Experts offer advice after finding third of Kiwi toddlers not getting enough sleep

New research has found that around a third of toddlers in New Zealand aren't getting the amount of sleep recommended by the Ministry of Health. 

As part of the revolutionary Growing Up in New Zealand study, Massey University researchers examined the parent-reported sleep patterns of more than 6000 preschool-aged children to gather information about sleep duration and quality.

The research found around a third of toddler-aged kids were not meeting Ministry of Health (MoH) sleep guidelines.

The authors say it's a major issue. 

"Sleep is vital for children's healthy growth and development. If children are not getting enough sleep it can have implications for their health, including impacts on immune response, body mass, emotional regulation and learning," says principal investigator Leigh Signal. 

"Until this point, we've had limited data on how long New Zealand toddlers and pre-schoolers are sleeping and what factors may be impacting their sleep, so this is a really important study." 

According to the MoH, toddlers should get between 11 to 14 hours of sleep per day, while pre-schoolers should get between 10 to 13 hours of sleep per day.
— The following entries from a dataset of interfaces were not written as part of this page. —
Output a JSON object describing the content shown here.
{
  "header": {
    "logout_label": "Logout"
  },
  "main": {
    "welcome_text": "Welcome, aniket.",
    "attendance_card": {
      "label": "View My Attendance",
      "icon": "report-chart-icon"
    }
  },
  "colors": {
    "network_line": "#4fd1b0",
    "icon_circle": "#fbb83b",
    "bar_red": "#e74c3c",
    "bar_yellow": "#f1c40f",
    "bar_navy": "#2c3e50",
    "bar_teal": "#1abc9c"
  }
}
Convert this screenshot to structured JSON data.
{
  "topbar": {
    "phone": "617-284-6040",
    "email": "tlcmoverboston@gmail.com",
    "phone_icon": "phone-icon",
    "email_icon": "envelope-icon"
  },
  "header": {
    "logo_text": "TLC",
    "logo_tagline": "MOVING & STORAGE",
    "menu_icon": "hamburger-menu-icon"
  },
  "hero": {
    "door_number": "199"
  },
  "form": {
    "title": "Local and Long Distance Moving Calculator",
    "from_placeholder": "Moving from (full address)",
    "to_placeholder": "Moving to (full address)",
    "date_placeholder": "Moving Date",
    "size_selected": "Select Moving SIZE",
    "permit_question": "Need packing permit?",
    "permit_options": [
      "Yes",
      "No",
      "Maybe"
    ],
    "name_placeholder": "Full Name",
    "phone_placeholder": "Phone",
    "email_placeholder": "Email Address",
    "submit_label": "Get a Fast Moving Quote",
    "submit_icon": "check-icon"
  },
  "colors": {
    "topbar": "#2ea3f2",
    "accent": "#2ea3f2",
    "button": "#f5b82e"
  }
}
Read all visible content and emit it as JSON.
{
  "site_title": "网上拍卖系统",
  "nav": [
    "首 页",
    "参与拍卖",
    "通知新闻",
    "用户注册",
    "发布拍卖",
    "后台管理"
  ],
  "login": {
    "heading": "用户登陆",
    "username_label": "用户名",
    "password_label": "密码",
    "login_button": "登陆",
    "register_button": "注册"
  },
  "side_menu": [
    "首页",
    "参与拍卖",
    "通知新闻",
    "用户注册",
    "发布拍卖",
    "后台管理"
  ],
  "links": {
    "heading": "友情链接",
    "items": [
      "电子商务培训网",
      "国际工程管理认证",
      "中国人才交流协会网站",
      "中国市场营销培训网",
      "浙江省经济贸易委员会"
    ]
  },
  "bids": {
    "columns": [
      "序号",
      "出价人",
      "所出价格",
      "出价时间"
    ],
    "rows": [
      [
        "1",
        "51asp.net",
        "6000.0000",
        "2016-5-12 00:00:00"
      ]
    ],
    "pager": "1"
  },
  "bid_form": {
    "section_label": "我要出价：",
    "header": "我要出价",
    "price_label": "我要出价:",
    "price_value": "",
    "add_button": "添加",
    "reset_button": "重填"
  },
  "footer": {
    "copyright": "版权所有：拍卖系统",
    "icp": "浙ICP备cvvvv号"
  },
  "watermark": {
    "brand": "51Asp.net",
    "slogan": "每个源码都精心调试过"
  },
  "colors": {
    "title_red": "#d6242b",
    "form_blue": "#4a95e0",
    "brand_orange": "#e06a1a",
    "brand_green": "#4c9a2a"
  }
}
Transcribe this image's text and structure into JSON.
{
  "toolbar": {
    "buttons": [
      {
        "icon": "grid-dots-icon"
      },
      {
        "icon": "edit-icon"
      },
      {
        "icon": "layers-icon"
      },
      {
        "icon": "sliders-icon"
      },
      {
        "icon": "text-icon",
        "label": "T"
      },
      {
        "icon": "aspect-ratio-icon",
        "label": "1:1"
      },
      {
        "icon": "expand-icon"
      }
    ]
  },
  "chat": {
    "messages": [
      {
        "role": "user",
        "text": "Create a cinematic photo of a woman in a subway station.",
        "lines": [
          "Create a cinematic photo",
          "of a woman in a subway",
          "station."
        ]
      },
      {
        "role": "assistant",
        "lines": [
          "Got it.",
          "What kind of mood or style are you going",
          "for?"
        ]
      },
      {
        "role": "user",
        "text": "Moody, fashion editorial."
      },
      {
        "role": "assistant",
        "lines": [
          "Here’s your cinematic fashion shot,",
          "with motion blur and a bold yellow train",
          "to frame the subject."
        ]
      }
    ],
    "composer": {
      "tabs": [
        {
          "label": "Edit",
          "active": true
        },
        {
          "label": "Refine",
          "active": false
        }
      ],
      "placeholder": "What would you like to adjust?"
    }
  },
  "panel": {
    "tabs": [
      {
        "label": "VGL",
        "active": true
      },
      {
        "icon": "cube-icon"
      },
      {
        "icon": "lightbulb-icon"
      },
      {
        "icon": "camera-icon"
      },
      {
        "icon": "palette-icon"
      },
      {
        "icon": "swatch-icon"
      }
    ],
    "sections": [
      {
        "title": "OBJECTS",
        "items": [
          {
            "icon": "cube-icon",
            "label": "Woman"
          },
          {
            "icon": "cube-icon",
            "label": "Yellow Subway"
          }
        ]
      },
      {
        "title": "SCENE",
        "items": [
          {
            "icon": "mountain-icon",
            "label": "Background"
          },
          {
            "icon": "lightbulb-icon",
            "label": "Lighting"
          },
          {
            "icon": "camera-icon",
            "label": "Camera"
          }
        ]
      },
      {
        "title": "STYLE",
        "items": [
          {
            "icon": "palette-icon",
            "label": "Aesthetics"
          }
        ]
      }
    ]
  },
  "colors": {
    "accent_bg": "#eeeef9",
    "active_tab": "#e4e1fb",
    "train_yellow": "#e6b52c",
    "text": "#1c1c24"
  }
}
The study found that nearly 12 percent of 24-month-old Kiwi kids were not getting enough sleep.

Girls; Māori, Pacific and Asian children; and children who spent more time on visual media were more likely to experience shorter sleep and wake at night.

Researcher and lead author Dr Dee Muller says when this information is statistically modelled for the New Zealand population as a whole, it shows that a third of toddlers and a fifth of pre-schoolers may not be getting the recommended amount of sleep.

Dr Muller says no two children are alike, but parents and caregivers could consider trying the following to help their children sleep better, depending on what works best for their family:

  • Create a sleep-conducive environment with dark or low light, a comfortable bed and bedding that's in a quiet space
  • Support children to make their sleep space their own, eg: have a special toy, blanket or duvet cover, or a picture on their bedroom wall in
  • Ensure the bedroom is at a good temperature - not too cold or hot
  • Carry out regular wind-down activities before bedtime eg bath, teeth brushing, and stories
  • Ensure the lights are turned out at a similar time during the week and on weekends
  • Stop screen time one to two hours before bed
  • Limit the amount of caffeine children have (such as in cola drinks and chocolate) and don't have caffeine late in the day
  • Implement regular wake times on weekdays and weekends
  • Ensure regular exposure to light first thing in the morning (ideally natural light outside)
  • Have regular meals and activities during the day.